Collected data entries
:::

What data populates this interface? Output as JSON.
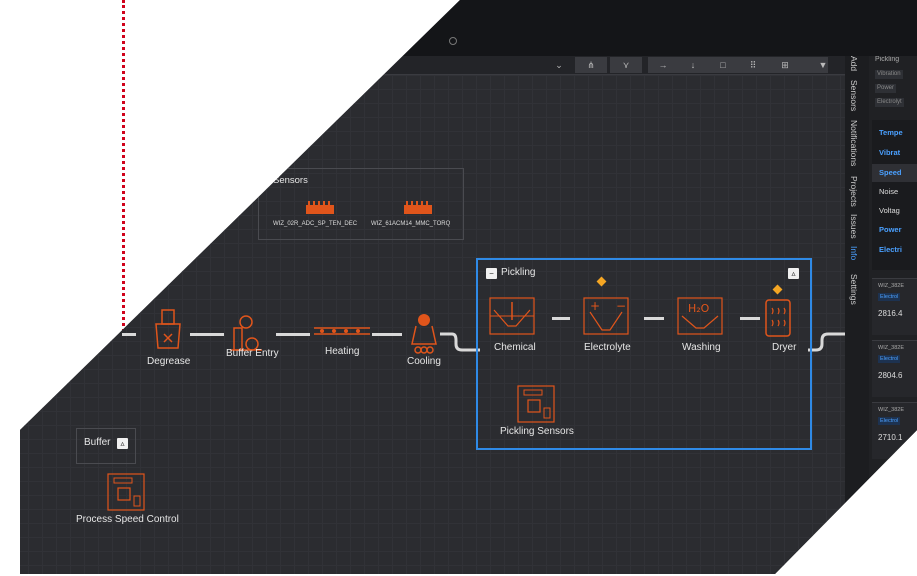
{
  "colors": {
    "accent": "#2f8ae6",
    "icon": "#e0551b",
    "warning": "#f5a623",
    "annotation": "#d0021b"
  },
  "toolbar": {
    "buttons": [
      "chevron-down-icon",
      "hierarchy-icon",
      "branch-icon",
      "arrow-right-icon",
      "arrow-down-icon",
      "frame-icon",
      "dots-icon",
      "grid-icon",
      "filter-icon"
    ]
  },
  "side_tabs": [
    "Add",
    "Sensors",
    "Notifications",
    "Projects",
    "Issues",
    "Info",
    "Settings"
  ],
  "side_tabs_active": "Info",
  "right_panel": {
    "title": "Pickling",
    "chips": [
      "Vibration",
      "Power",
      "Electrolyt"
    ],
    "metrics": [
      "Tempe",
      "Vibrat",
      "Speed",
      "Noise",
      "Voltag",
      "Power",
      "Electri"
    ],
    "cards": [
      {
        "id": "WIZ_382E",
        "tag": "Electrol",
        "value": "2816.4"
      },
      {
        "id": "WIZ_382E",
        "tag": "Electrol",
        "value": "2804.6"
      },
      {
        "id": "WIZ_382E",
        "tag": "Electrol",
        "value": "2710.1"
      }
    ]
  },
  "sensors_group": {
    "title": "Sensors",
    "items": [
      "WIZ_02R_ADC_SP_TEN_DEC",
      "WIZ_61ACM14_MMC_TORQ"
    ]
  },
  "line": {
    "nodes": [
      "Degrease",
      "Buffer Entry",
      "Heating",
      "Cooling"
    ]
  },
  "pickling": {
    "title": "Pickling",
    "nodes": [
      "Chemical",
      "Electrolyte",
      "Washing",
      "Dryer"
    ],
    "sensors_label": "Pickling Sensors"
  },
  "buffer": {
    "title": "Buffer",
    "controller_label": "Process Speed Control"
  }
}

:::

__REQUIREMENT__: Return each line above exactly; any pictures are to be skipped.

__OUTPUT__:
What data populates this interface? Output as JSON.
{
  "colors": {
    "accent": "#2f8ae6",
    "icon": "#e0551b",
    "warning": "#f5a623",
    "annotation": "#d0021b"
  },
  "toolbar": {
    "buttons": [
      "chevron-down-icon",
      "hierarchy-icon",
      "branch-icon",
      "arrow-right-icon",
      "arrow-down-icon",
      "frame-icon",
      "dots-icon",
      "grid-icon",
      "filter-icon"
    ]
  },
  "side_tabs": [
    "Add",
    "Sensors",
    "Notifications",
    "Projects",
    "Issues",
    "Info",
    "Settings"
  ],
  "side_tabs_active": "Info",
  "right_panel": {
    "title": "Pickling",
    "chips": [
      "Vibration",
      "Power",
      "Electrolyt"
    ],
    "metrics": [
      "Tempe",
      "Vibrat",
      "Speed",
      "Noise",
      "Voltag",
      "Power",
      "Electri"
    ],
    "cards": [
      {
        "id": "WIZ_382E",
        "tag": "Electrol",
        "value": "2816.4"
      },
      {
        "id": "WIZ_382E",
        "tag": "Electrol",
        "value": "2804.6"
      },
      {
        "id": "WIZ_382E",
        "tag": "Electrol",
        "value": "2710.1"
      }
    ]
  },
  "sensors_group": {
    "title": "Sensors",
    "items": [
      "WIZ_02R_ADC_SP_TEN_DEC",
      "WIZ_61ACM14_MMC_TORQ"
    ]
  },
  "line": {
    "nodes": [
      "Degrease",
      "Buffer Entry",
      "Heating",
      "Cooling"
    ]
  },
  "pickling": {
    "title": "Pickling",
    "nodes": [
      "Chemical",
      "Electrolyte",
      "Washing",
      "Dryer"
    ],
    "sensors_label": "Pickling Sensors"
  },
  "buffer": {
    "title": "Buffer",
    "controller_label": "Process Speed Control"
  }
}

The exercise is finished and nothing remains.